Figure 8: Variables, Call Stack, and Breakpoint tabs along with Debugging Bar, Code, and Debug Console. In yellow you can see the current line where the debugger is stopped and in green the current position of the Call Stack if it's not the last position (otherwise would be the same as yellow).

In this case, we have placed a breakpoint on line 6. So the code will stop at that line if there is no previous error.

To get to that line we can follow the trace indicated in the Call Stack, which has a new element for each time that function is called, in addition to the first time it is called on line 18. In other words, each time a function is called, an element is added to the stack.

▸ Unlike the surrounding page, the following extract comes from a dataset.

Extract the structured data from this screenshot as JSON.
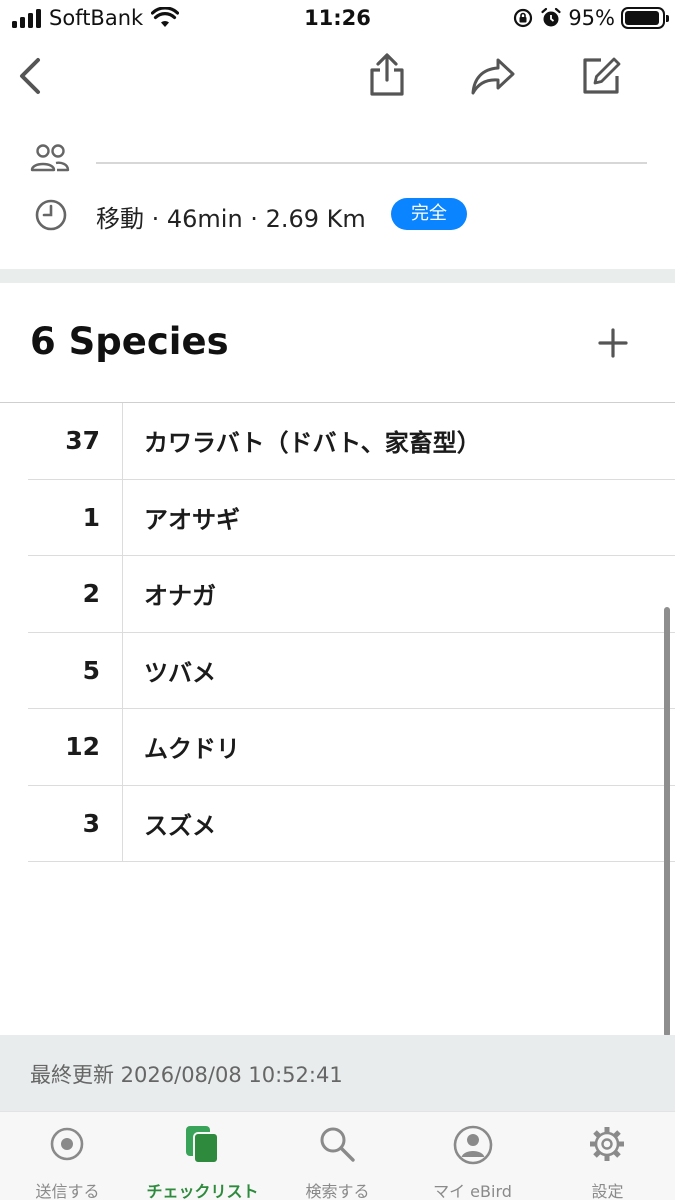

We can see how the variables change according to the code in the variables tab. We can see how it is executed line by line using Step Over or continue to the next breakpoint with Continue, as we are inside a function we can make it exit just after executing it with a Step Out or enter a function with Step Into!

This has been a simple case, as we have only one debugging script. In a real scenario, you will have several scripts, one of them being the main one that calls the rest in different parts of the code. However, the code mentioned above illustrates the different components of the debugger, I invite you to play with it inside the VSC debugger. Happy coding!

Join thousands of data leaders on the AI newsletter. Join over 80,000 subscribers and keep up to date with the latest developments in AI. From research to projects and ideas. If you are building an AI startup, an AI-related product, or a service, we invite you to consider becoming a sponsor.

Published via Towards AI

Feedback ↓